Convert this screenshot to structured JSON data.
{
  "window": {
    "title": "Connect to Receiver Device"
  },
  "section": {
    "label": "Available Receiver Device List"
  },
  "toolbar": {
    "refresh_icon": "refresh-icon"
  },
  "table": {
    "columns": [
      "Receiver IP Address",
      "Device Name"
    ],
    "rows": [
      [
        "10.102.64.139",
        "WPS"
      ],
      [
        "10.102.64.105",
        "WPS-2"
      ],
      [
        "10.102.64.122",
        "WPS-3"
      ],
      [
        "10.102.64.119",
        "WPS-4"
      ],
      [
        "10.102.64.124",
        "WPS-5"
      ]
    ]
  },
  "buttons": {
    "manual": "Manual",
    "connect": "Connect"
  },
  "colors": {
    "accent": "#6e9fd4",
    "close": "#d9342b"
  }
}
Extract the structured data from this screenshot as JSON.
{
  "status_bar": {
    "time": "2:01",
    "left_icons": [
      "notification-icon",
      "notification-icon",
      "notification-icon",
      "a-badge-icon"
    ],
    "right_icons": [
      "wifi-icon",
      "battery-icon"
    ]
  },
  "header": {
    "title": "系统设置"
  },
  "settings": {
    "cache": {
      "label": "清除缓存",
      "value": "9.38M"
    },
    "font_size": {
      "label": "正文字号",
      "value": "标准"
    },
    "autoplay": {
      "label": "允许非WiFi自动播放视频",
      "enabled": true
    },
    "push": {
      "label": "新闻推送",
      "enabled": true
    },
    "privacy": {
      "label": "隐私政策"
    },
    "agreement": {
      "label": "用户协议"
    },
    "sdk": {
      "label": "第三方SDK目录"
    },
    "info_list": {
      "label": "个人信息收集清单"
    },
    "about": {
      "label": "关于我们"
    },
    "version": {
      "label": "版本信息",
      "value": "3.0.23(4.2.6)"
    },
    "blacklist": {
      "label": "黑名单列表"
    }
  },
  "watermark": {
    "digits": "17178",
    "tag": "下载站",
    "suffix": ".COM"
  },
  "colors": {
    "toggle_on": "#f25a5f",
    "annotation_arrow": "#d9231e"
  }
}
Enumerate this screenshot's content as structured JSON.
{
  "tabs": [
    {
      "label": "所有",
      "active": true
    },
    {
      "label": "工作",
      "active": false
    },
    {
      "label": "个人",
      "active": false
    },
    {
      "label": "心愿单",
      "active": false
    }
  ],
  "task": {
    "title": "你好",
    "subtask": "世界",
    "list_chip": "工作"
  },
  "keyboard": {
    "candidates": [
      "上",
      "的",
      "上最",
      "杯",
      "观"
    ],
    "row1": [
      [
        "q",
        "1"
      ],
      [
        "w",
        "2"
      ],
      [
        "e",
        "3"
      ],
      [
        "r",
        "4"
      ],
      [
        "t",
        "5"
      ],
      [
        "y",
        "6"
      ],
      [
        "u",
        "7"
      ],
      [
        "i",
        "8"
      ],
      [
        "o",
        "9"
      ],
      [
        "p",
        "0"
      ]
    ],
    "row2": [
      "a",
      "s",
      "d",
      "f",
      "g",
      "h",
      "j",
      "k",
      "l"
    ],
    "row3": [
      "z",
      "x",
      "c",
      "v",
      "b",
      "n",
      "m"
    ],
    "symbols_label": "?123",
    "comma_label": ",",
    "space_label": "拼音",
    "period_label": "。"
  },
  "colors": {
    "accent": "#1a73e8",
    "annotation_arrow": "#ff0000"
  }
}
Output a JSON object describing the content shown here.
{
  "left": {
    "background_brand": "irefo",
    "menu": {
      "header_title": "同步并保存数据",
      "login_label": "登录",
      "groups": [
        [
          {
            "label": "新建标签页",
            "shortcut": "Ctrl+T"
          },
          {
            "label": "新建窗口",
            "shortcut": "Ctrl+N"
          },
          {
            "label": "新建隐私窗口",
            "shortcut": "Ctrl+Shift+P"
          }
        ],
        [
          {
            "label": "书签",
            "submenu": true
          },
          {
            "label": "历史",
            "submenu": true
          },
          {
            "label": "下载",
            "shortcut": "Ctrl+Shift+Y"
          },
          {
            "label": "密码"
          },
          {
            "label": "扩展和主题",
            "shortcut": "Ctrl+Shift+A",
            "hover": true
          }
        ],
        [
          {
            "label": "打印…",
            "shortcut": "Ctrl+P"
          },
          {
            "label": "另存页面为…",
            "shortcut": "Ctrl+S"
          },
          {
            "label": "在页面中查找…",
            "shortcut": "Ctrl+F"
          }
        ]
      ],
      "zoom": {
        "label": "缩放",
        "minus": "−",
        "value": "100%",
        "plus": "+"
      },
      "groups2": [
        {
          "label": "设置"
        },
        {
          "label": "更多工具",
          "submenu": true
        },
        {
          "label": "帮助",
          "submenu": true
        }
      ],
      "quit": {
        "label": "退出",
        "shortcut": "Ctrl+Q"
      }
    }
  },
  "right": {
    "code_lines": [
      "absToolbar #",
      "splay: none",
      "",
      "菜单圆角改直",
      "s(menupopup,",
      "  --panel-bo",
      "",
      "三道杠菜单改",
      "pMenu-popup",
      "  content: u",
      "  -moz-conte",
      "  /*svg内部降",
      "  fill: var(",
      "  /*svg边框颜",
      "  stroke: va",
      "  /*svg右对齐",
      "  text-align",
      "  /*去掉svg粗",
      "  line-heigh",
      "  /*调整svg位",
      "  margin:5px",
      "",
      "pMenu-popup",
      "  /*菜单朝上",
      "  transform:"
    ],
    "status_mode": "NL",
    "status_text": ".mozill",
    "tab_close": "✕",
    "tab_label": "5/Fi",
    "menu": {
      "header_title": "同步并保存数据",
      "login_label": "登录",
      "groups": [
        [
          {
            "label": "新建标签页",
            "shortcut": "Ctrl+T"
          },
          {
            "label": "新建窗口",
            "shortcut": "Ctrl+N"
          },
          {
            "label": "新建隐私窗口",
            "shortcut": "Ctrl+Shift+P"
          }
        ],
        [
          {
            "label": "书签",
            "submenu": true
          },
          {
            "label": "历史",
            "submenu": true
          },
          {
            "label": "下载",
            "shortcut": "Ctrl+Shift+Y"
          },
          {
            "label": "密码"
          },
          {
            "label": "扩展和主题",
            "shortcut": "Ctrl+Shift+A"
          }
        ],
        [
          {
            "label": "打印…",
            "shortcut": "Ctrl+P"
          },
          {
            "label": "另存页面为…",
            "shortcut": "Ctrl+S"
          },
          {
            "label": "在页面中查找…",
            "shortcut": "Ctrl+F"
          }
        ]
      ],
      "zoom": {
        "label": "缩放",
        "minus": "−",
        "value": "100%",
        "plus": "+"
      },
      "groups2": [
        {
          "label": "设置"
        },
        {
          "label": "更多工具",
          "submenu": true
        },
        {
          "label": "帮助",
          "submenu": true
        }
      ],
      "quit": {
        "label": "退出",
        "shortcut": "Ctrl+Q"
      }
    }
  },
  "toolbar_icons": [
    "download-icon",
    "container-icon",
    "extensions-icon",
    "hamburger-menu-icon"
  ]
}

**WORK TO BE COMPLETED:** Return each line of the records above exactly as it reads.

**RESPONSE TO THIS EXERCISE:**
Convert this screenshot to structured JSON data.
{
  "window": {
    "title": "Connect to Receiver Device"
  },
  "section": {
    "label": "Available Receiver Device List"
  },
  "toolbar": {
    "refresh_icon": "refresh-icon"
  },
  "table": {
    "columns": [
      "Receiver IP Address",
      "Device Name"
    ],
    "rows": [
      [
        "10.102.64.139",
        "WPS"
      ],
      [
        "10.102.64.105",
        "WPS-2"
      ],
      [
        "10.102.64.122",
        "WPS-3"
      ],
      [
        "10.102.64.119",
        "WPS-4"
      ],
      [
        "10.102.64.124",
        "WPS-5"
      ]
    ]
  },
  "buttons": {
    "manual": "Manual",
    "connect": "Connect"
  },
  "colors": {
    "accent": "#6e9fd4",
    "close": "#d9342b"
  }
}
Extract the structured data from this screenshot as JSON.
{
  "status_bar": {
    "time": "2:01",
    "left_icons": [
      "notification-icon",
      "notification-icon",
      "notification-icon",
      "a-badge-icon"
    ],
    "right_icons": [
      "wifi-icon",
      "battery-icon"
    ]
  },
  "header": {
    "title": "系统设置"
  },
  "settings": {
    "cache": {
      "label": "清除缓存",
      "value": "9.38M"
    },
    "font_size": {
      "label": "正文字号",
      "value": "标准"
    },
    "autoplay": {
      "label": "允许非WiFi自动播放视频",
      "enabled": true
    },
    "push": {
      "label": "新闻推送",
      "enabled": true
    },
    "privacy": {
      "label": "隐私政策"
    },
    "agreement": {
      "label": "用户协议"
    },
    "sdk": {
      "label": "第三方SDK目录"
    },
    "info_list": {
      "label": "个人信息收集清单"
    },
    "about": {
      "label": "关于我们"
    },
    "version": {
      "label": "版本信息",
      "value": "3.0.23(4.2.6)"
    },
    "blacklist": {
      "label": "黑名单列表"
    }
  },
  "watermark": {
    "digits": "17178",
    "tag": "下载站",
    "suffix": ".COM"
  },
  "colors": {
    "toggle_on": "#f25a5f",
    "annotation_arrow": "#d9231e"
  }
}
Enumerate this screenshot's content as structured JSON.
{
  "tabs": [
    {
      "label": "所有",
      "active": true
    },
    {
      "label": "工作",
      "active": false
    },
    {
      "label": "个人",
      "active": false
    },
    {
      "label": "心愿单",
      "active": false
    }
  ],
  "task": {
    "title": "你好",
    "subtask": "世界",
    "list_chip": "工作"
  },
  "keyboard": {
    "candidates": [
      "上",
      "的",
      "上最",
      "杯",
      "观"
    ],
    "row1": [
      [
        "q",
        "1"
      ],
      [
        "w",
        "2"
      ],
      [
        "e",
        "3"
      ],
      [
        "r",
        "4"
      ],
      [
        "t",
        "5"
      ],
      [
        "y",
        "6"
      ],
      [
        "u",
        "7"
      ],
      [
        "i",
        "8"
      ],
      [
        "o",
        "9"
      ],
      [
        "p",
        "0"
      ]
    ],
    "row2": [
      "a",
      "s",
      "d",
      "f",
      "g",
      "h",
      "j",
      "k",
      "l"
    ],
    "row3": [
      "z",
      "x",
      "c",
      "v",
      "b",
      "n",
      "m"
    ],
    "symbols_label": "?123",
    "comma_label": ",",
    "space_label": "拼音",
    "period_label": "。"
  },
  "colors": {
    "accent": "#1a73e8",
    "annotation_arrow": "#ff0000"
  }
}
Output a JSON object describing the content shown here.
{
  "left": {
    "background_brand": "irefo",
    "menu": {
      "header_title": "同步并保存数据",
      "login_label": "登录",
      "groups": [
        [
          {
            "label": "新建标签页",
            "shortcut": "Ctrl+T"
          },
          {
            "label": "新建窗口",
            "shortcut": "Ctrl+N"
          },
          {
            "label": "新建隐私窗口",
            "shortcut": "Ctrl+Shift+P"
          }
        ],
        [
          {
            "label": "书签",
            "submenu": true
          },
          {
            "label": "历史",
            "submenu": true
          },
          {
            "label": "下载",
            "shortcut": "Ctrl+Shift+Y"
          },
          {
            "label": "密码"
          },
          {
            "label": "扩展和主题",
            "shortcut": "Ctrl+Shift+A",
            "hover": true
          }
        ],
        [
          {
            "label": "打印…",
            "shortcut": "Ctrl+P"
          },
          {
            "label": "另存页面为…",
            "shortcut": "Ctrl+S"
          },
          {
            "label": "在页面中查找…",
            "shortcut": "Ctrl+F"
          }
        ]
      ],
      "zoom": {
        "label": "缩放",
        "minus": "−",
        "value": "100%",
        "plus": "+"
      },
      "groups2": [
        {
          "label": "设置"
        },
        {
          "label": "更多工具",
          "submenu": true
        },
        {
          "label": "帮助",
          "submenu": true
        }
      ],
      "quit": {
        "label": "退出",
        "shortcut": "Ctrl+Q"
      }
    }
  },
  "right": {
    "code_lines": [
      "absToolbar #",
      "splay: none",
      "",
      "菜单圆角改直",
      "s(menupopup,",
      "  --panel-bo",
      "",
      "三道杠菜单改",
      "pMenu-popup",
      "  content: u",
      "  -moz-conte",
      "  /*svg内部降",
      "  fill: var(",
      "  /*svg边框颜",
      "  stroke: va",
      "  /*svg右对齐",
      "  text-align",
      "  /*去掉svg粗",
      "  line-heigh",
      "  /*调整svg位",
      "  margin:5px",
      "",
      "pMenu-popup",
      "  /*菜单朝上",
      "  transform:"
    ],
    "status_mode": "NL",
    "status_text": ".mozill",
    "tab_close": "✕",
    "tab_label": "5/Fi",
    "menu": {
      "header_title": "同步并保存数据",
      "login_label": "登录",
      "groups": [
        [
          {
            "label": "新建标签页",
            "shortcut": "Ctrl+T"
          },
          {
            "label": "新建窗口",
            "shortcut": "Ctrl+N"
          },
          {
            "label": "新建隐私窗口",
            "shortcut": "Ctrl+Shift+P"
          }
        ],
        [
          {
            "label": "书签",
            "submenu": true
          },
          {
            "label": "历史",
            "submenu": true
          },
          {
            "label": "下载",
            "shortcut": "Ctrl+Shift+Y"
          },
          {
            "label": "密码"
          },
          {
            "label": "扩展和主题",
            "shortcut": "Ctrl+Shift+A"
          }
        ],
        [
          {
            "label": "打印…",
            "shortcut": "Ctrl+P"
          },
          {
            "label": "另存页面为…",
            "shortcut": "Ctrl+S"
          },
          {
            "label": "在页面中查找…",
            "shortcut": "Ctrl+F"
          }
        ]
      ],
      "zoom": {
        "label": "缩放",
        "minus": "−",
        "value": "100%",
        "plus": "+"
      },
      "groups2": [
        {
          "label": "设置"
        },
        {
          "label": "更多工具",
          "submenu": true
        },
        {
          "label": "帮助",
          "submenu": true
        }
      ],
      "quit": {
        "label": "退出",
        "shortcut": "Ctrl+Q"
      }
    }
  },
  "toolbar_icons": [
    "download-icon",
    "container-icon",
    "extensions-icon",
    "hamburger-menu-icon"
  ]
}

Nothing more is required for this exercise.